# [TASK OBJECTIVE]
Return each entry exactly, omitting nothing.

Entries taken from a collection

--------

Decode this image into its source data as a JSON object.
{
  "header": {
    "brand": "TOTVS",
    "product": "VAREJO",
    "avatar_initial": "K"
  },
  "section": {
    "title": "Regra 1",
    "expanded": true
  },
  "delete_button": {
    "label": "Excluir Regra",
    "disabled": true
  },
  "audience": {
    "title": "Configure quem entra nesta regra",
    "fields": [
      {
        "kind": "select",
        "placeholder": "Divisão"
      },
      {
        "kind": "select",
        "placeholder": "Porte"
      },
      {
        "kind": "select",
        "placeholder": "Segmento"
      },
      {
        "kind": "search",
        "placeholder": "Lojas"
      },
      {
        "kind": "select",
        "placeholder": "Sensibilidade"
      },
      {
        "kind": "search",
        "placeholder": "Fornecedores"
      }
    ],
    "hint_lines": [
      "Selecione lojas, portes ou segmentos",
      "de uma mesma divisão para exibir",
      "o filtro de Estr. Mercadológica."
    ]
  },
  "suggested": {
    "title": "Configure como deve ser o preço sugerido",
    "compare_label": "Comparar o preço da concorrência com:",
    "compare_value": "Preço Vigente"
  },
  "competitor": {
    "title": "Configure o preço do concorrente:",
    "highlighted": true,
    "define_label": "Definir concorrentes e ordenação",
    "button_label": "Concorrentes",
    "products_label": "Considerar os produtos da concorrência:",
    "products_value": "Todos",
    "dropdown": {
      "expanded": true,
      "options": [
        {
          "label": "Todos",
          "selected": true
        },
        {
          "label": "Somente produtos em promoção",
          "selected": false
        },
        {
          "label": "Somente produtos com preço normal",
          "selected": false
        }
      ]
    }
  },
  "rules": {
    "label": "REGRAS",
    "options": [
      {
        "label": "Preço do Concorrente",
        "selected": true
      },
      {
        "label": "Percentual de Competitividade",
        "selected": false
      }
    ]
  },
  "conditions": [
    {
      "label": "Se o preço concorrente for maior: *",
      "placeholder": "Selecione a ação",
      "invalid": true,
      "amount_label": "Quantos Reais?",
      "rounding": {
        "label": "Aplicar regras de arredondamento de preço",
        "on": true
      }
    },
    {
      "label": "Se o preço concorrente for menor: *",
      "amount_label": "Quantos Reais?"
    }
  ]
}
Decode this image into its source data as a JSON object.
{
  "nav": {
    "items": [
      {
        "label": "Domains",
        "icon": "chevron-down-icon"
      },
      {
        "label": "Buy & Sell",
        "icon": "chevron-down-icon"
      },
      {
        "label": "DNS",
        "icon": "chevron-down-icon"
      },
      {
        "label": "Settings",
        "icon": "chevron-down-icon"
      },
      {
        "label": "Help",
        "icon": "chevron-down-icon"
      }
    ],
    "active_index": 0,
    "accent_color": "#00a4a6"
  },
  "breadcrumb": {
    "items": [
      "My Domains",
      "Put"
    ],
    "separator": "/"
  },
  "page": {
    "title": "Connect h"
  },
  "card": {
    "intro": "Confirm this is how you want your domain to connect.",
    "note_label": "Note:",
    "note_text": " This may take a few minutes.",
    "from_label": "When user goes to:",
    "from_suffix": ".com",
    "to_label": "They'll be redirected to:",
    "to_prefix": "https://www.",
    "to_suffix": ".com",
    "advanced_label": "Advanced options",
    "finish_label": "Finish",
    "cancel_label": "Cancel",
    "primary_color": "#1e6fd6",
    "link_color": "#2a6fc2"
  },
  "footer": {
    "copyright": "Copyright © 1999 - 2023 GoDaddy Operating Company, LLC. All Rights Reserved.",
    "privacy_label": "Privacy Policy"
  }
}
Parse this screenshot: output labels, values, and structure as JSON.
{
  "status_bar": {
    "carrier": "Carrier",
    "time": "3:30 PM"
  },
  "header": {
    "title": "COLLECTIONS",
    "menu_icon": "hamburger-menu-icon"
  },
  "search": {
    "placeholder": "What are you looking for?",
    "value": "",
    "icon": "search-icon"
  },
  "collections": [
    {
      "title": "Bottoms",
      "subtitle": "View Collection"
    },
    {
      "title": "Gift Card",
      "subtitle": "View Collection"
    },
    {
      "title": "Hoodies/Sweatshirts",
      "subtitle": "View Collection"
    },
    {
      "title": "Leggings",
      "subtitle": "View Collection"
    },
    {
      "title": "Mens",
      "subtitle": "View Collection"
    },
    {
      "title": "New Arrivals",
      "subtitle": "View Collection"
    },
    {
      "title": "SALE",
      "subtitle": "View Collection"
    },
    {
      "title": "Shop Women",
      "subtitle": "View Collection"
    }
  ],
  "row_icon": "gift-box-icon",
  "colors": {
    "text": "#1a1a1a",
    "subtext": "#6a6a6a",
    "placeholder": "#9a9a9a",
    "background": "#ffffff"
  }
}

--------

# [FINISHED TASK]
Decode this image into its source data as a JSON object.
{
  "header": {
    "brand": "TOTVS",
    "product": "VAREJO",
    "avatar_initial": "K"
  },
  "section": {
    "title": "Regra 1",
    "expanded": true
  },
  "delete_button": {
    "label": "Excluir Regra",
    "disabled": true
  },
  "audience": {
    "title": "Configure quem entra nesta regra",
    "fields": [
      {
        "kind": "select",
        "placeholder": "Divisão"
      },
      {
        "kind": "select",
        "placeholder": "Porte"
      },
      {
        "kind": "select",
        "placeholder": "Segmento"
      },
      {
        "kind": "search",
        "placeholder": "Lojas"
      },
      {
        "kind": "select",
        "placeholder": "Sensibilidade"
      },
      {
        "kind": "search",
        "placeholder": "Fornecedores"
      }
    ],
    "hint_lines": [
      "Selecione lojas, portes ou segmentos",
      "de uma mesma divisão para exibir",
      "o filtro de Estr. Mercadológica."
    ]
  },
  "suggested": {
    "title": "Configure como deve ser o preço sugerido",
    "compare_label": "Comparar o preço da concorrência com:",
    "compare_value": "Preço Vigente"
  },
  "competitor": {
    "title": "Configure o preço do concorrente:",
    "highlighted": true,
    "define_label": "Definir concorrentes e ordenação",
    "button_label": "Concorrentes",
    "products_label": "Considerar os produtos da concorrência:",
    "products_value": "Todos",
    "dropdown": {
      "expanded": true,
      "options": [
        {
          "label": "Todos",
          "selected": true
        },
        {
          "label": "Somente produtos em promoção",
          "selected": false
        },
        {
          "label": "Somente produtos com preço normal",
          "selected": false
        }
      ]
    }
  },
  "rules": {
    "label": "REGRAS",
    "options": [
      {
        "label": "Preço do Concorrente",
        "selected": true
      },
      {
        "label": "Percentual de Competitividade",
        "selected": false
      }
    ]
  },
  "conditions": [
    {
      "label": "Se o preço concorrente for maior: *",
      "placeholder": "Selecione a ação",
      "invalid": true,
      "amount_label": "Quantos Reais?",
      "rounding": {
        "label": "Aplicar regras de arredondamento de preço",
        "on": true
      }
    },
    {
      "label": "Se o preço concorrente for menor: *",
      "amount_label": "Quantos Reais?"
    }
  ]
}
Decode this image into its source data as a JSON object.
{
  "nav": {
    "items": [
      {
        "label": "Domains",
        "icon": "chevron-down-icon"
      },
      {
        "label": "Buy & Sell",
        "icon": "chevron-down-icon"
      },
      {
        "label": "DNS",
        "icon": "chevron-down-icon"
      },
      {
        "label": "Settings",
        "icon": "chevron-down-icon"
      },
      {
        "label": "Help",
        "icon": "chevron-down-icon"
      }
    ],
    "active_index": 0,
    "accent_color": "#00a4a6"
  },
  "breadcrumb": {
    "items": [
      "My Domains",
      "Put"
    ],
    "separator": "/"
  },
  "page": {
    "title": "Connect h"
  },
  "card": {
    "intro": "Confirm this is how you want your domain to connect.",
    "note_label": "Note:",
    "note_text": " This may take a few minutes.",
    "from_label": "When user goes to:",
    "from_suffix": ".com",
    "to_label": "They'll be redirected to:",
    "to_prefix": "https://www.",
    "to_suffix": ".com",
    "advanced_label": "Advanced options",
    "finish_label": "Finish",
    "cancel_label": "Cancel",
    "primary_color": "#1e6fd6",
    "link_color": "#2a6fc2"
  },
  "footer": {
    "copyright": "Copyright © 1999 - 2023 GoDaddy Operating Company, LLC. All Rights Reserved.",
    "privacy_label": "Privacy Policy"
  }
}
Parse this screenshot: output labels, values, and structure as JSON.
{
  "status_bar": {
    "carrier": "Carrier",
    "time": "3:30 PM"
  },
  "header": {
    "title": "COLLECTIONS",
    "menu_icon": "hamburger-menu-icon"
  },
  "search": {
    "placeholder": "What are you looking for?",
    "value": "",
    "icon": "search-icon"
  },
  "collections": [
    {
      "title": "Bottoms",
      "subtitle": "View Collection"
    },
    {
      "title": "Gift Card",
      "subtitle": "View Collection"
    },
    {
      "title": "Hoodies/Sweatshirts",
      "subtitle": "View Collection"
    },
    {
      "title": "Leggings",
      "subtitle": "View Collection"
    },
    {
      "title": "Mens",
      "subtitle": "View Collection"
    },
    {
      "title": "New Arrivals",
      "subtitle": "View Collection"
    },
    {
      "title": "SALE",
      "subtitle": "View Collection"
    },
    {
      "title": "Shop Women",
      "subtitle": "View Collection"
    }
  ],
  "row_icon": "gift-box-icon",
  "colors": {
    "text": "#1a1a1a",
    "subtext": "#6a6a6a",
    "placeholder": "#9a9a9a",
    "background": "#ffffff"
  }
}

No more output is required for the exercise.